Word for word, reproduce the records that follow.
- - -
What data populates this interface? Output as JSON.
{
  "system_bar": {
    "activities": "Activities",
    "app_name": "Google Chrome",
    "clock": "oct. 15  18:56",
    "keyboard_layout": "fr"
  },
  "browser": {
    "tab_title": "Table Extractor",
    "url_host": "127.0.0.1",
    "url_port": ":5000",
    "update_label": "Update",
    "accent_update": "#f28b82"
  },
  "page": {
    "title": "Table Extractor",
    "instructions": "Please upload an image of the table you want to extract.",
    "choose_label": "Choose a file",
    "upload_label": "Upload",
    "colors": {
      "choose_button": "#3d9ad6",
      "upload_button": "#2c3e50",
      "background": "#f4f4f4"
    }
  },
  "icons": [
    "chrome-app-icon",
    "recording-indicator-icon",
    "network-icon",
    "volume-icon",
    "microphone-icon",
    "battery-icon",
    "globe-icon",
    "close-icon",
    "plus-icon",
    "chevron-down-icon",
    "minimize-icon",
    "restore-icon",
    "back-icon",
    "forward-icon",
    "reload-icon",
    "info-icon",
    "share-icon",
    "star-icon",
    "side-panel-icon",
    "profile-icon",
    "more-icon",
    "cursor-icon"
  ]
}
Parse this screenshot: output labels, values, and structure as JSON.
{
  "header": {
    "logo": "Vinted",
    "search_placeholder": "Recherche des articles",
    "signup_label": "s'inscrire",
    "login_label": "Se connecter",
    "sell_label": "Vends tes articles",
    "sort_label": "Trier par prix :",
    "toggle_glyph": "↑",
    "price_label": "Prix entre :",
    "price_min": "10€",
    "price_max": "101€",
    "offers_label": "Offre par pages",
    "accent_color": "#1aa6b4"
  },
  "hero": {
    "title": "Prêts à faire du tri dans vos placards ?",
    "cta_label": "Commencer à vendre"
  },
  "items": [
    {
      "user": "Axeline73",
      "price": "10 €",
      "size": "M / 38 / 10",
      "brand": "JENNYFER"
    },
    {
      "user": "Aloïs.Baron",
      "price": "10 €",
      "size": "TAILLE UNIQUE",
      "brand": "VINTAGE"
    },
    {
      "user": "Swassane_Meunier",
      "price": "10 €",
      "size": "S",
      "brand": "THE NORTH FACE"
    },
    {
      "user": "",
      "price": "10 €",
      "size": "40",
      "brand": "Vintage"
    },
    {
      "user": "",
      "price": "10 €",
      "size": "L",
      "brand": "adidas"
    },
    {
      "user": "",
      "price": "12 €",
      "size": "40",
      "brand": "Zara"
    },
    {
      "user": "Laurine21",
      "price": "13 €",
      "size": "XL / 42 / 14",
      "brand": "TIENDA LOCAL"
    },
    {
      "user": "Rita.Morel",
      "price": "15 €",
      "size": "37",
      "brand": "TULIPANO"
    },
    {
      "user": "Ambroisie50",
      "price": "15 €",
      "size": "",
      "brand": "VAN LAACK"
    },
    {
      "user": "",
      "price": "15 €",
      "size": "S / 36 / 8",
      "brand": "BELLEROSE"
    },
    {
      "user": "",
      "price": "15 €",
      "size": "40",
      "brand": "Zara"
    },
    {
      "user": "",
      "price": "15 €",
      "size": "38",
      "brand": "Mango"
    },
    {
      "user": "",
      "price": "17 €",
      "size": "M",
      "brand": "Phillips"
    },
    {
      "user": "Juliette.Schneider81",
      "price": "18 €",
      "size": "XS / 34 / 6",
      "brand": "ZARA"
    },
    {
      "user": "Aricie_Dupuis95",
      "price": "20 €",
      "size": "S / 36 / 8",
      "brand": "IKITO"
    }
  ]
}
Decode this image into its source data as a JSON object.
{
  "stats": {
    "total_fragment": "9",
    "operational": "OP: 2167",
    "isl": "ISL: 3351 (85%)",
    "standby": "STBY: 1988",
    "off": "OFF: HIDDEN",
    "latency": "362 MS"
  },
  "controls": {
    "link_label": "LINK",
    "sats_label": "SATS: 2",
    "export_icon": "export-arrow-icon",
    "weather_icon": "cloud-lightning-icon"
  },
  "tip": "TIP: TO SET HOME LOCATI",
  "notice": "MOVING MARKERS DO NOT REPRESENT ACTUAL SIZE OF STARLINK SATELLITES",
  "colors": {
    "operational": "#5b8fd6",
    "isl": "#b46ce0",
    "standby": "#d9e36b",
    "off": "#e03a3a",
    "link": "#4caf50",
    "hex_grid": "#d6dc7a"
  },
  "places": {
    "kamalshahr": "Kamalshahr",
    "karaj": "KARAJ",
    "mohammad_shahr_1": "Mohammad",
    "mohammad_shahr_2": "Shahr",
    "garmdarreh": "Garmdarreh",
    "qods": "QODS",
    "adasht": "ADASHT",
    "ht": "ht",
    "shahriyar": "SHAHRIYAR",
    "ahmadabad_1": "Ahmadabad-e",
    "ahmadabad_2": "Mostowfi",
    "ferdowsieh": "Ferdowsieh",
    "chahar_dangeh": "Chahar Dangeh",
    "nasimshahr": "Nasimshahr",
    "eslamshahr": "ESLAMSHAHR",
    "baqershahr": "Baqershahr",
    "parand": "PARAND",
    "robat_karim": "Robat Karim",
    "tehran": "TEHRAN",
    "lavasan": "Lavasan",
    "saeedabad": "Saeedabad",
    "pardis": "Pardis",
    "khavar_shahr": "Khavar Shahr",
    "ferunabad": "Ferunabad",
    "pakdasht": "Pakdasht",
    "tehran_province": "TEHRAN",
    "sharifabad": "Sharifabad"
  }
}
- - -
> RESPONSE TO THE TASK:
What data populates this interface? Output as JSON.
{
  "system_bar": {
    "activities": "Activities",
    "app_name": "Google Chrome",
    "clock": "oct. 15  18:56",
    "keyboard_layout": "fr"
  },
  "browser": {
    "tab_title": "Table Extractor",
    "url_host": "127.0.0.1",
    "url_port": ":5000",
    "update_label": "Update",
    "accent_update": "#f28b82"
  },
  "page": {
    "title": "Table Extractor",
    "instructions": "Please upload an image of the table you want to extract.",
    "choose_label": "Choose a file",
    "upload_label": "Upload",
    "colors": {
      "choose_button": "#3d9ad6",
      "upload_button": "#2c3e50",
      "background": "#f4f4f4"
    }
  },
  "icons": [
    "chrome-app-icon",
    "recording-indicator-icon",
    "network-icon",
    "volume-icon",
    "microphone-icon",
    "battery-icon",
    "globe-icon",
    "close-icon",
    "plus-icon",
    "chevron-down-icon",
    "minimize-icon",
    "restore-icon",
    "back-icon",
    "forward-icon",
    "reload-icon",
    "info-icon",
    "share-icon",
    "star-icon",
    "side-panel-icon",
    "profile-icon",
    "more-icon",
    "cursor-icon"
  ]
}
Parse this screenshot: output labels, values, and structure as JSON.
{
  "header": {
    "logo": "Vinted",
    "search_placeholder": "Recherche des articles",
    "signup_label": "s'inscrire",
    "login_label": "Se connecter",
    "sell_label": "Vends tes articles",
    "sort_label": "Trier par prix :",
    "toggle_glyph": "↑",
    "price_label": "Prix entre :",
    "price_min": "10€",
    "price_max": "101€",
    "offers_label": "Offre par pages",
    "accent_color": "#1aa6b4"
  },
  "hero": {
    "title": "Prêts à faire du tri dans vos placards ?",
    "cta_label": "Commencer à vendre"
  },
  "items": [
    {
      "user": "Axeline73",
      "price": "10 €",
      "size": "M / 38 / 10",
      "brand": "JENNYFER"
    },
    {
      "user": "Aloïs.Baron",
      "price": "10 €",
      "size": "TAILLE UNIQUE",
      "brand": "VINTAGE"
    },
    {
      "user": "Swassane_Meunier",
      "price": "10 €",
      "size": "S",
      "brand": "THE NORTH FACE"
    },
    {
      "user": "",
      "price": "10 €",
      "size": "40",
      "brand": "Vintage"
    },
    {
      "user": "",
      "price": "10 €",
      "size": "L",
      "brand": "adidas"
    },
    {
      "user": "",
      "price": "12 €",
      "size": "40",
      "brand": "Zara"
    },
    {
      "user": "Laurine21",
      "price": "13 €",
      "size": "XL / 42 / 14",
      "brand": "TIENDA LOCAL"
    },
    {
      "user": "Rita.Morel",
      "price": "15 €",
      "size": "37",
      "brand": "TULIPANO"
    },
    {
      "user": "Ambroisie50",
      "price": "15 €",
      "size": "",
      "brand": "VAN LAACK"
    },
    {
      "user": "",
      "price": "15 €",
      "size": "S / 36 / 8",
      "brand": "BELLEROSE"
    },
    {
      "user": "",
      "price": "15 €",
      "size": "40",
      "brand": "Zara"
    },
    {
      "user": "",
      "price": "15 €",
      "size": "38",
      "brand": "Mango"
    },
    {
      "user": "",
      "price": "17 €",
      "size": "M",
      "brand": "Phillips"
    },
    {
      "user": "Juliette.Schneider81",
      "price": "18 €",
      "size": "XS / 34 / 6",
      "brand": "ZARA"
    },
    {
      "user": "Aricie_Dupuis95",
      "price": "20 €",
      "size": "S / 36 / 8",
      "brand": "IKITO"
    }
  ]
}
Decode this image into its source data as a JSON object.
{
  "stats": {
    "total_fragment": "9",
    "operational": "OP: 2167",
    "isl": "ISL: 3351 (85%)",
    "standby": "STBY: 1988",
    "off": "OFF: HIDDEN",
    "latency": "362 MS"
  },
  "controls": {
    "link_label": "LINK",
    "sats_label": "SATS: 2",
    "export_icon": "export-arrow-icon",
    "weather_icon": "cloud-lightning-icon"
  },
  "tip": "TIP: TO SET HOME LOCATI",
  "notice": "MOVING MARKERS DO NOT REPRESENT ACTUAL SIZE OF STARLINK SATELLITES",
  "colors": {
    "operational": "#5b8fd6",
    "isl": "#b46ce0",
    "standby": "#d9e36b",
    "off": "#e03a3a",
    "link": "#4caf50",
    "hex_grid": "#d6dc7a"
  },
  "places": {
    "kamalshahr": "Kamalshahr",
    "karaj": "KARAJ",
    "mohammad_shahr_1": "Mohammad",
    "mohammad_shahr_2": "Shahr",
    "garmdarreh": "Garmdarreh",
    "qods": "QODS",
    "adasht": "ADASHT",
    "ht": "ht",
    "shahriyar": "SHAHRIYAR",
    "ahmadabad_1": "Ahmadabad-e",
    "ahmadabad_2": "Mostowfi",
    "ferdowsieh": "Ferdowsieh",
    "chahar_dangeh": "Chahar Dangeh",
    "nasimshahr": "Nasimshahr",
    "eslamshahr": "ESLAMSHAHR",
    "baqershahr": "Baqershahr",
    "parand": "PARAND",
    "robat_karim": "Robat Karim",
    "tehran": "TEHRAN",
    "lavasan": "Lavasan",
    "saeedabad": "Saeedabad",
    "pardis": "Pardis",
    "khavar_shahr": "Khavar Shahr",
    "ferunabad": "Ferunabad",
    "pakdasht": "Pakdasht",
    "tehran_province": "TEHRAN",
    "sharifabad": "Sharifabad"
  }
}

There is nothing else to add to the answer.